. Hysing M, Harvey AG, Linton SJ, Askeland KG, Sivertsen B. Sleep
and academic performance in later adolescence: results from a large population-based study. J Sleep
. Jamison RN. Mastering chronic pain
: a professional's guide to behavioral treatment. Sarasota: Professional Resource Press, 1996.
. Jamison RN, Jurcik D, Edwards RR, Huang CC, Ross EL. A pilot comparison of a smartphone app with or without 2-way messaging among chronic pain
patients: who benefits from a pain app
? Clin J Pain 2017;33:676–86.
. Jamison RN, Mao J. Opioid analgesics. Mayo Clinic Proc 2015;90:957–68.
. Jamison RN, Edwards RR, Liu X, Ross E, Michna E, Warnick M, Wasan AD. Effect of negative affect on outcome of an opioid therapy trial among low back pain patients. Pain Pract 2013;13:173–81.
. Jamison RN, Mei A, Edwards RR, Ross EL. Efficacy of vibrating gloves for chronic hand pain due to osteoarthritis. Pain Med 2018;19:1044–57.
. Jamison RN, Mei A, Ross EL. Longitudinal trial of a smartphone pain app
for chronic pain
patients: predictors of compliance and satisfaction. J Telemed Telecare 2018;24:93–100.
. Jamison RN, Wan L, Edwards RR, Mei A, Ross EL. Efficacy of a high frequency transcutaneous electrical nerve stimulator device (hfTENS) for chronic low back pain: a randomized trial. Pain Pract 2019. doi: .
. Jungquist CR, O'Brien C, Matteson-Rusby S, Smith MT, Pigeon WR, Xia Y, Lu N, Perlis ML. The efficacy of cognitive-behavioral therapy for insomnia in patients with chronic pain
. Kelly GA, Blake C, Power CK, O'Keeffe D, Fullen BM. The association between chronic low back pain and sleep
: a systematic review. Clin J Pain 2011;27:169–81.
. McCracken LM, Iverson GL. Disrupted sleep
patterns and daily functioning in patients with chronic pain
. Pain Res Manag 2002;7:75–9.
. Morin CM, Gibson D, Wade J. Self-reported sleep
and mood disturbance in chronic pain
patients.

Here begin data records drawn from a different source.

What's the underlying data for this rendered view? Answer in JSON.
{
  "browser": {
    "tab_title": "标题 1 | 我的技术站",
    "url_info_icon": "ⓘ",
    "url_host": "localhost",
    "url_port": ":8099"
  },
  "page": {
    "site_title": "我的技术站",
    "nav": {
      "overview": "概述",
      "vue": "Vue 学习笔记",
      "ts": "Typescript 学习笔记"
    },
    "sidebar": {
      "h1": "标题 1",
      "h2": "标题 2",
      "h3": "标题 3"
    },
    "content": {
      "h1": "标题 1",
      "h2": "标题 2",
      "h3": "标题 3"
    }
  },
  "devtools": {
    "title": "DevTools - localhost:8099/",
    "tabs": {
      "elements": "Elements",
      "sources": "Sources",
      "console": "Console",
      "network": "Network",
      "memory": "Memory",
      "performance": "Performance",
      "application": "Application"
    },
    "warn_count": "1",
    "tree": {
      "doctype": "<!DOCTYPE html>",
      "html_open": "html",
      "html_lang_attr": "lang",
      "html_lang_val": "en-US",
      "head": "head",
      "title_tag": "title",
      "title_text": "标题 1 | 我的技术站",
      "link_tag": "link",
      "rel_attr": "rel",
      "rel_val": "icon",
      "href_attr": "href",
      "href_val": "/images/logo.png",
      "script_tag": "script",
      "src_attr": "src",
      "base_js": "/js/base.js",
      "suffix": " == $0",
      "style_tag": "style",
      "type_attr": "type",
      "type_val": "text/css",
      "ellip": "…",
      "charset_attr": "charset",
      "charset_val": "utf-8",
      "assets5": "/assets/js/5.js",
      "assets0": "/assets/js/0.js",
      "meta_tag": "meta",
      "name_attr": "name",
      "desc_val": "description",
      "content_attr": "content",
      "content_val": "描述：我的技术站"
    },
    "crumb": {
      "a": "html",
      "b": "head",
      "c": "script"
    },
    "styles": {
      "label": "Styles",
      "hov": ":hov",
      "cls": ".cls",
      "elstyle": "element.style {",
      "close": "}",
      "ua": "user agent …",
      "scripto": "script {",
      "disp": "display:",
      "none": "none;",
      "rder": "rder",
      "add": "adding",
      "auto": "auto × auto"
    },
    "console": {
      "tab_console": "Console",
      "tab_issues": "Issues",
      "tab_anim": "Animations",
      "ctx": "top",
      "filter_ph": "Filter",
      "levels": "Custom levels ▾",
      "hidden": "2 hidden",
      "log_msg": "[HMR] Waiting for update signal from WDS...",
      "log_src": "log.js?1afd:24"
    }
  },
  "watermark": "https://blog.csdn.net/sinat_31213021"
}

Clin J Pain 1998;14:311–4.
. Nedelic M, Halson S, Delecroix B, Abaidia AE, Ahmaidi S, Dupont G. Sleep
hygiene and recovery strategies in elite soccer players. Sports Med 2015;45:1547–59.
. Nojkov B, Rubenstein JH, Chey WD, Hoogerwerf WA. The impact of rotating shift work on the prevalence of irritable bowel syndrome in nurses. Am J Gastroenterol 2010;105:842–7.
. Sivertsen B, Lallukka T, Petrie KJ, Steingrimsdottir OA, Stubhaug A, Nielsen CS. Sleep
and pain sensitivity in adults. PAIN 2015;156:1433–9.
. Sullivan MJL, Bishop SR, Pivik J. The pain catastrophizing scale: development and validation. Psychol Assess 1995;7:524–32.
. Sullivan MJ, Stanish W, Waite H, Sullivan M, Tripp DA. Catastrophizing, pain, and disability in patients with soft-tissue injuries. PAIN 1998;77:253–60.
. Tait RC, Pollard CA, Margolis RB, Duckro PN, Krause SJ. The Pain Disability Index: psychometric and validity data. Arch Phys Med Rehabil 1987;68:438–41.
. Tang NK, Lereya ST, Boulton H, Miller MA, Wolke D, Cappuccio FP. Nonpharmacological treatments of insomnia for long-term painful conditions: a systematic review and meta-analysis of patient-reported outcomes in randomized controlled trials. Sleep
. Wasan AD, Edwards RR, Edwards RR, Katz JN, Nedeljkovic SS, Dolman AJ, Janfaza D, Isaac Z, Jamison RN. Psychiatric comorbidity is associated prospectively with diminished opioid analgesia and increased opioid misuse in patients with chronic low back pain. Anesthesiology 2015;123:861–72.
. Zigmond AS, Snaith RP. The hospital anxiety and depression scale. Acta Psychiatr Scand 1983;67:361–70.